But as time passed and its minutest details were laid bare in the ensuing controversies and by the official records the world began more fully to grasp the meaning and bearing of various events of the battle of which, perchance, it had been wholly ignorant, or at best, but vaguely understood. With this light the magnitude of Gettysburg constantly increased in whole and in all its parts. The Green exploit grew and grew, until now it indisputably stands out as a salient feature of one of the century's greatest battles, one of the turning points of the struggle.
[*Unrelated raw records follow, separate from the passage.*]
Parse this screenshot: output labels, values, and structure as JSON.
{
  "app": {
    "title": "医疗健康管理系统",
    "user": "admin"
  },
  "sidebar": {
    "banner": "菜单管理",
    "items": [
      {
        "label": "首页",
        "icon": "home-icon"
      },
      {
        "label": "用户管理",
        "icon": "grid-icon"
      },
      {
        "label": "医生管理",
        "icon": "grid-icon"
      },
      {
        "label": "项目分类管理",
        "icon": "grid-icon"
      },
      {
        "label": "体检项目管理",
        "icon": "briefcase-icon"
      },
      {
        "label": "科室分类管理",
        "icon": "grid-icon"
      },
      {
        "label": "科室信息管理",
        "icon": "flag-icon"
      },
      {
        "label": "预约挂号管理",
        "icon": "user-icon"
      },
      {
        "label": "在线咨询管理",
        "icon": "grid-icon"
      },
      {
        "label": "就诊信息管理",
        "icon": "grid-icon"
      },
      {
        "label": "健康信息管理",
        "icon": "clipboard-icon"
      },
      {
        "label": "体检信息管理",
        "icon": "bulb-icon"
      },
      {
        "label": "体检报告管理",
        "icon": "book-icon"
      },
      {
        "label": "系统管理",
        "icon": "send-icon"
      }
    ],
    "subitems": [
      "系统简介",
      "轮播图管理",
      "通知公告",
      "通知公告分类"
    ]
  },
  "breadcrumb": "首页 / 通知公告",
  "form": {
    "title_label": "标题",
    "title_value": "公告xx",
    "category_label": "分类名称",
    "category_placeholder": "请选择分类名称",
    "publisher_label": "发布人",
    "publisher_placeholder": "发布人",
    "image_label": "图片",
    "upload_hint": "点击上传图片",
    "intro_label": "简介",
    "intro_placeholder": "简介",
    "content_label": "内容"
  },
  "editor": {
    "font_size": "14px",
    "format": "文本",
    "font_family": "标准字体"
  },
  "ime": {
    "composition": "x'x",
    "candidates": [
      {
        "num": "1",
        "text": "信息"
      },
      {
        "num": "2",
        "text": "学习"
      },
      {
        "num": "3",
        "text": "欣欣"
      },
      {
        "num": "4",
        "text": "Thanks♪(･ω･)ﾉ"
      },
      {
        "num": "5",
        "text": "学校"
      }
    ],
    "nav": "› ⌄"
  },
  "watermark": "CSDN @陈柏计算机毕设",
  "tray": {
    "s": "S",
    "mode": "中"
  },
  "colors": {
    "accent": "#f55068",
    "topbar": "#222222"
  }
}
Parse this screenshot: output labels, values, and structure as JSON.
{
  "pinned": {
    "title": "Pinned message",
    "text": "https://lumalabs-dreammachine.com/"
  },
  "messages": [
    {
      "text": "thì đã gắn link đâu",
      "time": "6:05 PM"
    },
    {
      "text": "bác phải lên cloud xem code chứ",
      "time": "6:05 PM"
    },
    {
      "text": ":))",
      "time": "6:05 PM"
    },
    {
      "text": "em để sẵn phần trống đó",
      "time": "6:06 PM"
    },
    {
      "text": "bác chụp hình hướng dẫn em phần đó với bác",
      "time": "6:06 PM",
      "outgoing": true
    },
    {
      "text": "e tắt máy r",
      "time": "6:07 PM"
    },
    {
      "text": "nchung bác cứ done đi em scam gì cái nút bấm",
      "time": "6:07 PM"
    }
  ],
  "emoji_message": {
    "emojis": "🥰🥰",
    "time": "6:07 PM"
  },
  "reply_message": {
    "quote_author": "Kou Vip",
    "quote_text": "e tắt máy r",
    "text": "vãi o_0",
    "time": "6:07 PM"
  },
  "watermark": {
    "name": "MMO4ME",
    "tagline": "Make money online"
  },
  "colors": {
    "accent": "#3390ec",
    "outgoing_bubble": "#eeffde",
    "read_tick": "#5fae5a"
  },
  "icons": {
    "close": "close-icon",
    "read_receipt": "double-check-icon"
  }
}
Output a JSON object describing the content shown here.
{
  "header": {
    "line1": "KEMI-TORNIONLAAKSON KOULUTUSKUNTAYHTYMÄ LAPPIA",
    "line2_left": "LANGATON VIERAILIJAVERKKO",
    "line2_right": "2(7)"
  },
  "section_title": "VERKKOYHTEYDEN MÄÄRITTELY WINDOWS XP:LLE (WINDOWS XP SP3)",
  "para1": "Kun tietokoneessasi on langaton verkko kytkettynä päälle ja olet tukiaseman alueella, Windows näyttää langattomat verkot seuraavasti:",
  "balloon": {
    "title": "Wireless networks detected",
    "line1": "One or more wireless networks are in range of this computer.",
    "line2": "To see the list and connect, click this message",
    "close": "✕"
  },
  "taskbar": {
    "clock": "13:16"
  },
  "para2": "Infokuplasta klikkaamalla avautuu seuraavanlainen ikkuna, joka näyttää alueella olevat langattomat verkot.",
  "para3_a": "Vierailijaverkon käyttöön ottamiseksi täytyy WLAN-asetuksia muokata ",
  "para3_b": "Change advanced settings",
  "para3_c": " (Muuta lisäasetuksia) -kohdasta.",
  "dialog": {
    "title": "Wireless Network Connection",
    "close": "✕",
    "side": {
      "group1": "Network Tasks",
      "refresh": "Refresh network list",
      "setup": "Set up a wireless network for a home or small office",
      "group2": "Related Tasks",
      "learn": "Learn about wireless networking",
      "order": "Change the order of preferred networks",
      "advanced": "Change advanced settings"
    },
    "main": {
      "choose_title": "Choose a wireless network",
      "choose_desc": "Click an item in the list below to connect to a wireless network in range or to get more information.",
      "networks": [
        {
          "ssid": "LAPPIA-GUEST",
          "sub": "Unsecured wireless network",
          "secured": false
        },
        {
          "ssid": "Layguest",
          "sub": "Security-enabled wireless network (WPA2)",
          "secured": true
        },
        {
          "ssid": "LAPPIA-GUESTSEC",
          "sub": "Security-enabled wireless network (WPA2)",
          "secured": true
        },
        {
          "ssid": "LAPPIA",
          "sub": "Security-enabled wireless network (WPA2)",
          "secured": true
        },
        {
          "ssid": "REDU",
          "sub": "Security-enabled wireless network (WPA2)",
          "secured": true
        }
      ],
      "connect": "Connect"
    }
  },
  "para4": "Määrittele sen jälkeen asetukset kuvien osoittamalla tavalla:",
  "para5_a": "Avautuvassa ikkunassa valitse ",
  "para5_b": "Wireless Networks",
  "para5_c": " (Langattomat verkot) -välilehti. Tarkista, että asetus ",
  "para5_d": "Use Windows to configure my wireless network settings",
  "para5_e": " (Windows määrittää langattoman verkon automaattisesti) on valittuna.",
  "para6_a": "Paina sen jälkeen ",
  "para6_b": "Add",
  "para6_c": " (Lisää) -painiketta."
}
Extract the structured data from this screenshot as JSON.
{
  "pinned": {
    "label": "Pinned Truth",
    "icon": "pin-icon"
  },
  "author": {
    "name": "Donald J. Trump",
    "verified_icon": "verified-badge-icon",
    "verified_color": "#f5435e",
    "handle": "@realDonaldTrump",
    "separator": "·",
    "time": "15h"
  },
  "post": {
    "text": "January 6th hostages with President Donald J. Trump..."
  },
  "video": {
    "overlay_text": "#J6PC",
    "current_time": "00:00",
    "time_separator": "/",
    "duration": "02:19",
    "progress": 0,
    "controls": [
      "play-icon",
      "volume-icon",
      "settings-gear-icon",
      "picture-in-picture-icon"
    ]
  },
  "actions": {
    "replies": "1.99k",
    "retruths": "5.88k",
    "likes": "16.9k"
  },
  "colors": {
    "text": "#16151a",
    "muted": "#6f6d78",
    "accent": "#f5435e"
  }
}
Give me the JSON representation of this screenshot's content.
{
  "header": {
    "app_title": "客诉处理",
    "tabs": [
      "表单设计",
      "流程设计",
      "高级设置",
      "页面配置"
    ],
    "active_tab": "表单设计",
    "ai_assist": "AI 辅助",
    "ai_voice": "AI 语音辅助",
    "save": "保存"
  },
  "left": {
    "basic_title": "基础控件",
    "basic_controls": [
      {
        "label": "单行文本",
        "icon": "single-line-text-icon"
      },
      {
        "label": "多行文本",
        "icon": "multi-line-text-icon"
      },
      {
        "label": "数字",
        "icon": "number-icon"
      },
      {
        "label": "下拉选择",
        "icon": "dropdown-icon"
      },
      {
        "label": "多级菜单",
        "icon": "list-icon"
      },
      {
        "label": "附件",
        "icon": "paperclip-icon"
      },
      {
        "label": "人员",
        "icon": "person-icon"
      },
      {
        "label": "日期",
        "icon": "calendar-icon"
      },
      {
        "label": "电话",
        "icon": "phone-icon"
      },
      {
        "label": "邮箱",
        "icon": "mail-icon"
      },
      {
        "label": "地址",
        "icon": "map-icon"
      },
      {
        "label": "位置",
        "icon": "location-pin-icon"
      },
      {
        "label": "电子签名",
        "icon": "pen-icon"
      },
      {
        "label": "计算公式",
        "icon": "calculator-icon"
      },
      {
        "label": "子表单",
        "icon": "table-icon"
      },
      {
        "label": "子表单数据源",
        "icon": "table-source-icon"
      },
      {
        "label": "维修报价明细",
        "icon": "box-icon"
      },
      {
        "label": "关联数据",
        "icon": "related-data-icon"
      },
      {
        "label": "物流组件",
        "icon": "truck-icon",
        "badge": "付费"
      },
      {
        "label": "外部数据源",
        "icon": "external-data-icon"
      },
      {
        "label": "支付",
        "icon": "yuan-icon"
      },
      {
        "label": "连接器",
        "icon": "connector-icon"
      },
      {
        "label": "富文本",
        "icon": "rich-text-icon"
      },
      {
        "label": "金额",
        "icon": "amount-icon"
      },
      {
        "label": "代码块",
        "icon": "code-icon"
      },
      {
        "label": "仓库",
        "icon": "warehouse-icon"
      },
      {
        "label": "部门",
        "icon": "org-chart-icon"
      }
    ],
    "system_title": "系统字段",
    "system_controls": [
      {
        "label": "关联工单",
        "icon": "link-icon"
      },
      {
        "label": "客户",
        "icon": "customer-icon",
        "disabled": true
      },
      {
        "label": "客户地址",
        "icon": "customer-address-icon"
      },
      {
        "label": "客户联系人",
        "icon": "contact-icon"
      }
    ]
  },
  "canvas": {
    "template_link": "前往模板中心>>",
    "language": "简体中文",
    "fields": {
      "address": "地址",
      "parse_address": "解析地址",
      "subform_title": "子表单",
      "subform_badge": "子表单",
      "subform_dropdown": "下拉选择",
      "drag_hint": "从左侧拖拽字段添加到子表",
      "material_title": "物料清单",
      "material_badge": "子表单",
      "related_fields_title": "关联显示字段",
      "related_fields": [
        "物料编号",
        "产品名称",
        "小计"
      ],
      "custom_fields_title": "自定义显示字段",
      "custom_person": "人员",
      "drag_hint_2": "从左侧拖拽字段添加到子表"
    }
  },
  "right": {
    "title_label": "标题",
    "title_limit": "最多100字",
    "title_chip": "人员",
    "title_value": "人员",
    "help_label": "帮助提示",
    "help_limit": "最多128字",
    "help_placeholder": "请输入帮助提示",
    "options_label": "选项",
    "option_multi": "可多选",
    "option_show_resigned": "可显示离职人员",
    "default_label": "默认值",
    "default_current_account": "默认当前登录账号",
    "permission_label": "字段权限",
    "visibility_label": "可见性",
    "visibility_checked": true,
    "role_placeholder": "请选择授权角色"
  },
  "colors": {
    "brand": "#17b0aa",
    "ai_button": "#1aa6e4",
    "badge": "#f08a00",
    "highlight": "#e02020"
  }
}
Greene wasn't promoted, wasn't even thanked by his superiors at the time for his momentous victory, but he lived long enough to know that his great work was understood and appreciated by his fellow countrymen at something like its proper value.

Green was a West Pointer. Born in Rhode Island May 6,1801, he entered the Military Academy in 1819 from which he was graduated in 1823 No. 2 in a class of thirty- five members. Although highly qualified for the engineers, he was assigned to the artillery. After reaching the grade of First Lieutenant he resigned in 1836 to engage in railroad engineering and kindred work. He was engaged upon the Croton water works extension just previous to the outbreak of the rebellion. Jan 18, 1862, he was made Colonel of the Sixtieth New York Volunteers and was promoted to Brigadier General April 26 following. He participated in a number of the great battles in the Eastern military theatre, and accompanied the Twelfth Corps to reinforce Rosecrans. At the battle of Wauhatchie, Oct. 28, 1863, he was severely wounded and thrown out of the service for a long while. He took part in the final operations against Gen. Joe Johnson in North Carolina.

Mustered out April 30, 1866, Gen. Greene resumed his connection with the Croton water works, and subsequently at different times engaged in engineering duties of every description in various parts of the country, but mainly in New York city and vicinity. His active life ceased about twenty years ago. In 1894, under a special act of Congress, he was made a First Lieutenant of artillery, the rank he had held when he resigned nearly sixty years before, and was retired; so he died an officer of the army.

Leslie J. Perry

Published 2-5-99